How are you? Busy, right?

What do you say when you run into people and they ask, “How are you?”?  Do you tend to have responses like “Busy!”…“Swamped!”…or “Exhausted!” Or are you thinking those things but vocalizing standard answers like “Good! …or “Great!”? Whether you wear it on your sleeve or not, if you’re an accomplished, in-demand leader, it’s possible that you feel the continual thud of mounting pressures and responsibilities at work, home, and elsewhere. You may consistently worry about how you’re going to handle everything…or perhaps you’re very good at telling yourself that you’re just fine.

So how’s that working out for you?

Several years ago, I found myself really struggling to get it all done. I loved my work, I loved my family, but I did not love the level of stress and exhaustion I was experiencing on a daily basis. My colleagues and I began to explore possible new approaches for people to become even more productive than ever – while also experiencing less overwhelm and stress and more overall fulfillment in our lives.

That was a tall order. But we ultimately landed on something that works.

In prior blogs, I’ve explained the basics of our approach and shared tips on sustaining this practice. In short, it is rooted in an acceptance that we’re never getting everything done. Once we make that shift in how we view our accountabilities, our next move is to acknowledge what “everything” is and commit to a new process for deciding what we do now, what we don’t, and even what we may never do (at least for now). We make these choices based on our most fundamental concerns – the things that matter the most to us in life. And here’s the kicker: As we do so with discipline, we not only become more productive than ever before, we get to experience much more power, freedom, and peace of mind. By that I mean the power of making choices in a way that aligns with who we are as individuals, the freedom that accompanies our departure from survival mode, and the peace of mind that comes with shedding layers of stress and exhaustion.

I’m not trying to make it sound simple or easy, because it’s not. This approach calls for great rigor in execution. It requires wrestling with everyday obstacles as well as opportunities, big and small. Most of us were conditioned as adults to apply our focus and discipline to everything asked of us, especially at work. We learned to take pride in “juggling” responsibilities.
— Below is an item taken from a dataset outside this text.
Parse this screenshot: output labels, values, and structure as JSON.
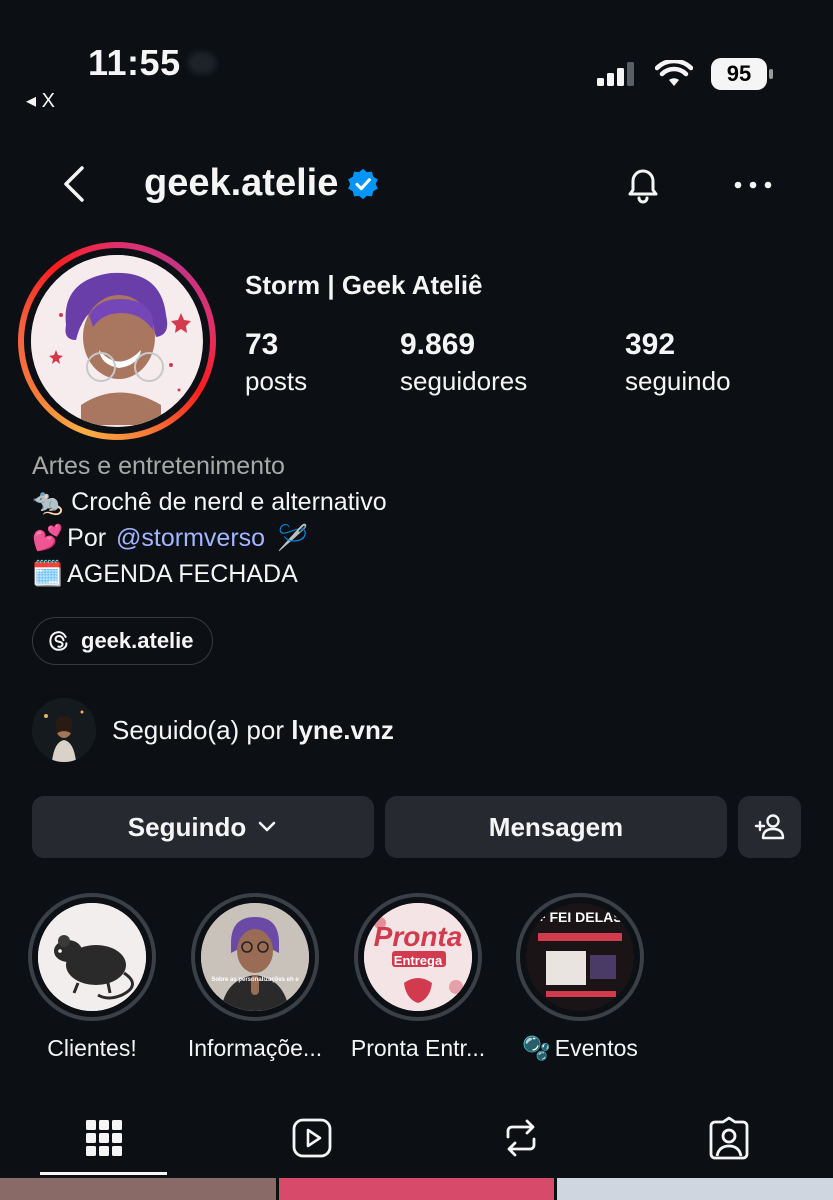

But of course, when you stop juggling, you’re left with all of the balls in your hands and no forward progress.

So rather than juggle or dance as fast as we can, we can decide to act with great focus, and choose to prioritize our accountabilities in our own individual way. That’s part of the beauty of this approach: There can never be anything cookie-cutter about it. You make choices based on the things that matter to you the most – only you.

Yet as freeing as that can be, it comes with real work. You will be challenged with tough choices. Some people may not get it. There may be things that you used to treat as top priorities that you won’t any longer, and the people around you may not understand the change. You may not be as accommodating with your schedule as you once were when somebody misses a deadline that impacts your deliverable – others may have to help pick up the slack. Yet if you consistently align your choices with what you care about the most, people around you will adapt to your new way of operating. And some of them, especially those closest to you, may be very pleased.

I should also note that the implementation of this approach never ends; there’s no coasting. A classic pitfall is to become complacent. There may be times of difficulty when it’s tempting to revert to older, more familiar ways. And if that begins to happen, you can view it as an opportunity to recalibrate and consider whether anything about your fundamental concerns has shifted or evolved. Part of the human experience is that it’s full of change, and hopefully, growth. Truly mastering this practice with confidence will take time and require diligence.

Eventually, your new way of making everyday choices will become just as – even more – familiar than the way that wasn’t serving you. And you will have the incredible experience of knowing that you refused to settle for survival, and honoring that you as an individual have more to contribute to the world and people around you than delivering on a conventionally prioritized set of expectations.

I know many people today – including me – who are experiencing more power, freedom, and peace of mind than they thought possible, all as they realize the greatest productivity of their lives. It’s an inspiring thing to experience and to behold. More on the productivity aspect of this journey in my next blog.

 

This is the sixth in a blog series by productivity expert John Fisher

Read article 1article 2, article 3, article 4, article 5